Stroke Index Allocation - World Handicap System
With all of the changes that are happening, there is one that has been a long time coming. Every time the Course Rating team is out doing our duties, we are asked why the holes are ranked the way they are. We get the following inquiries: “We think hole X is harder than hole Y, why is Y the #1 hole?” “When will the ranking change?” Until now, the OGA has not had the ability to update this information. It has always been done at the course.
One key point to remember is that the #1 hole is not the hardest hole, but the hole where the higher handicapped golfer deserves a stroke. This is not changing. The holes should still be ranked 1-18 in the order of relative difficulty between golfers of different abilities.
Here’s a bit of (very recent) history: When done properly, the ranking of the holes has been done by collecting cards, LOTS of cards. 400-500 cards from one set of tees are entered hole-by-hole, with full score (no ESC), and Course Handicap. For the formula to work, there should be scores from about 1/3 low handicap, 1/3 mid handicap and 1/3 high handicap golfers. The problem lies in the fact that the low handicap players play different tees than the mid and high handicap resulting in odd groupings. Because of this, it has always been a somewhat flawed system.
USGA has come up with a way to use the Course Rating information to provide what is now called Stroke Index Allocation (SIA).
Approximately once every seven years, barring major changes, the OGA sends a Course Rating team to assess the course for Women and Men. We look at every hole, every tee, green, fairway landing zone, bunker, trees, penalty area and more. Each is assessed for the Scratch golfer and the Bogey golfer. After formulas, notes, adjustments, charts and computers get involved, we have a whole set of information that gives us the Course Rating, Bogey Rating and Slope Rating.

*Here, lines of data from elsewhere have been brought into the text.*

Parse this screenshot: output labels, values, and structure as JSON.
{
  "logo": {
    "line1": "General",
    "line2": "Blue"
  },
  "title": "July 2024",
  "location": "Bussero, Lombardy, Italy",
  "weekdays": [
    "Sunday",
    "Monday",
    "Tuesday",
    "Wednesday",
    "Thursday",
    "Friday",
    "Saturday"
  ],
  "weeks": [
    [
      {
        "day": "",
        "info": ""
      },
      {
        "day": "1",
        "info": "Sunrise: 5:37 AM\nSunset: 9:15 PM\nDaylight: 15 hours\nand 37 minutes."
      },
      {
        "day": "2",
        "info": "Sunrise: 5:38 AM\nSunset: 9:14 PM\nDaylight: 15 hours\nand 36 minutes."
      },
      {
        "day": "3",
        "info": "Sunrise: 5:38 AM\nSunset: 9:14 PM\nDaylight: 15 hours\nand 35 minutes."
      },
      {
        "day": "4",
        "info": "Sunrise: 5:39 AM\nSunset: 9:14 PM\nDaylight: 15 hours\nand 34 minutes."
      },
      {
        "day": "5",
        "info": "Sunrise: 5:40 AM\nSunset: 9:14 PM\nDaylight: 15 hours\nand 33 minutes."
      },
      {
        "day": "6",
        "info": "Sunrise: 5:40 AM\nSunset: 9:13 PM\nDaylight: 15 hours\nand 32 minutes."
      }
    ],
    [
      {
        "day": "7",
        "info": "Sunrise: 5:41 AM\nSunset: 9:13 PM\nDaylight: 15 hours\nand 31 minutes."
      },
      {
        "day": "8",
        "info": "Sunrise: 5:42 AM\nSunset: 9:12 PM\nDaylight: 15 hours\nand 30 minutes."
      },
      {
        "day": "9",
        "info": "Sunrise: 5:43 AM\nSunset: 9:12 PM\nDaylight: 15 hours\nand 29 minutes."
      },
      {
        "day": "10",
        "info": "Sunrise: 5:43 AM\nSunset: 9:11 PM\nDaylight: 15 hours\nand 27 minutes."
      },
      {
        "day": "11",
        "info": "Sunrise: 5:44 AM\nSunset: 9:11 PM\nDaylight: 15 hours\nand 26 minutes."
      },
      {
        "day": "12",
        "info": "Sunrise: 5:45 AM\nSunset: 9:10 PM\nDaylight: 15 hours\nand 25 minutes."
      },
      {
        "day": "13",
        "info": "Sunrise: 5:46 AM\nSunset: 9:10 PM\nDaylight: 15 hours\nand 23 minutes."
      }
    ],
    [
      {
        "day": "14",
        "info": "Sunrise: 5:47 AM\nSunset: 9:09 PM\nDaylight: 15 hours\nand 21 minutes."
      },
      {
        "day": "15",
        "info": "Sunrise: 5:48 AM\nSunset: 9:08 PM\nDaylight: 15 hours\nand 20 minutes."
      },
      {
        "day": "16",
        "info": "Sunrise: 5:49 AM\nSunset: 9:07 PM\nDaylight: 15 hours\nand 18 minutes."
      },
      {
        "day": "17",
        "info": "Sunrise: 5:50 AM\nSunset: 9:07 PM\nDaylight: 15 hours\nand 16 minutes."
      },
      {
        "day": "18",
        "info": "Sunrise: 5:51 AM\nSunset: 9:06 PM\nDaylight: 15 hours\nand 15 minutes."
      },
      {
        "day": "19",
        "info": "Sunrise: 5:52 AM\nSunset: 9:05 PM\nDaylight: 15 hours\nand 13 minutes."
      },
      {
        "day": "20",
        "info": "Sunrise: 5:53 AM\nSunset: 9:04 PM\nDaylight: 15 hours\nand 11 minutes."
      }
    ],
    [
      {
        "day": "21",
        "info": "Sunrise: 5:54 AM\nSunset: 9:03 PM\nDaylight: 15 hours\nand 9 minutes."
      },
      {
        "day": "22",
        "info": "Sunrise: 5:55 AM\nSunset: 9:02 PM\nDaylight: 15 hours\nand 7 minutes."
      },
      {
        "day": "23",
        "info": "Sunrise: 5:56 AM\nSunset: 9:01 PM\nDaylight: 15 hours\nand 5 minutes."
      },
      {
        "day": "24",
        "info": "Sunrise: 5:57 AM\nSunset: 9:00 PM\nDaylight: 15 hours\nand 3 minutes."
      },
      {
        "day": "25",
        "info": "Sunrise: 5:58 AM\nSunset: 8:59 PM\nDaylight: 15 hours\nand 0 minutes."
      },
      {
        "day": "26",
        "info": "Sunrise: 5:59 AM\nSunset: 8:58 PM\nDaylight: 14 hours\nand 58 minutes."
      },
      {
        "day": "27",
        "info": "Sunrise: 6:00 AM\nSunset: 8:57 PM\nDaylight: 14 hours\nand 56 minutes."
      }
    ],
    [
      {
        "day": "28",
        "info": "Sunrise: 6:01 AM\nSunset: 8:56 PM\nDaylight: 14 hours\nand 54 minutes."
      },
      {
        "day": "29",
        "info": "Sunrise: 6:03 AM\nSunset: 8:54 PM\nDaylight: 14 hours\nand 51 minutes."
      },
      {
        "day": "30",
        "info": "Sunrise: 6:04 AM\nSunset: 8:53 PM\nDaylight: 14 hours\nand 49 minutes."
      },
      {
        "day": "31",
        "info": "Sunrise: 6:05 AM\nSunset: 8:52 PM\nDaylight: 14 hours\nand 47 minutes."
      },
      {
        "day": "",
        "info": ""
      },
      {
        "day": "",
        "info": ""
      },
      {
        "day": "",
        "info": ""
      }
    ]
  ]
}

Up until last week, we have only seen this information in a 9- hole or 18-hole format.
USGA has determined that using the Scratch and Bogey information on a hole-by-hole basis, would give us a foundation to build on for a Stroke Index Allocation. All of the measurements and chart numbers we gather are added up for individual holes, instead of only by the nines.
Appendix E of the Rules of Handicapping outlines the formula:
Difficulty Value = Scratch Value + Bogey Value – (2 x Par)
For example, on a par 4 hole where the Scratch Value is 4.2 and the Bogey Value is:
4.2 + 5.3 - (2 x 4) = 1.5
This formula is used for every hole to produce the Stroke Index Allocation sample report.
Stroke Index Progression:
|Hole||Difficulty Value||Ranking||Odds/Evens Distribution||Stroke Index|
Difficulty Value: Calculated value based on the recommended formula within Appendix E of the Rules of Handicapping. This value represents the combined strokes over par for Scratch and Bogey Players.
Ranking: This is the raw ranking value of each hole based upon all holes Difficulty Value. The highest Difficulty Value will have a ranking of 1 and the lowest Difficulty Value will have the ranking of 9 or 18 (depending on how many total holes are available for the tee set rating).
Odds/Evens Distribution: The Odds/Evens Distribution applies only to those tee sets that have 18 holes. Based on the value of each holes Ranking, the front nine holes will receive odd number values and the back nine holes are given even number values. The lowest value on the front nine based on the Ranking value will be assigned the number 1. The highest value on the front nine based on the Ranking value will be assigned the number 17. The lowest value on the back nine based on the Ranking will be assigned the number 2. The highest value on the back nine based on the Ranking value will be assigned the number 18.The Odds/Evens Distribution is described in Appendix E within Rules of Handicapping. If a tee set is only nine holes, then the odds/evens concept is not applied and is ranked 1 through 9.
Stroke Index: Maintains the Odds/Evens Distribution (for 18 holes) but includes the “Triads” concept described in Appendix E of the Rules of Handicapping. Nine hole tee ratings will also use the “Triad” concept.
It is an instant ‘click’ for the report to be run once the set of tees is chosen. We would then share it with the course, ask you to get your Committee to look at and approve the Stroke Index Allocation. If you have any questions or would like to make any adjustments, we can do that.
If your course has performed a proper Stroke Hole Allocation (former term!) within the last few years, we can use your numbers.
If we run the Stroke Index Allocation (SIA) and your Committee disagrees, we can have a conversation. None of this is written in stone. We can make any adjustments necessary and over-write the holes in the program.
If no one at the course can remember the last time the process was performed, we need to run the SIA.
Remember, with the WHS taking effect in 2020, we MUST enter Stroke Index Allocation for EVERY course. OGA needs your information ASAP. We will be sending out letters as well as calling all 200+ courses under OGA’s purview in the coming weeks.
The SIA for the most likely set of tees played and posted, for Men and Women, will be entered into GHIN.
The goal is to have the SIA for every Golf Course in GHIN and ready by the beginning of February 2020.
If you have any questions, please contact Gretchen Yoder by email at firstname.lastname@example.org or by phone at 503-981-4653 ext. 228.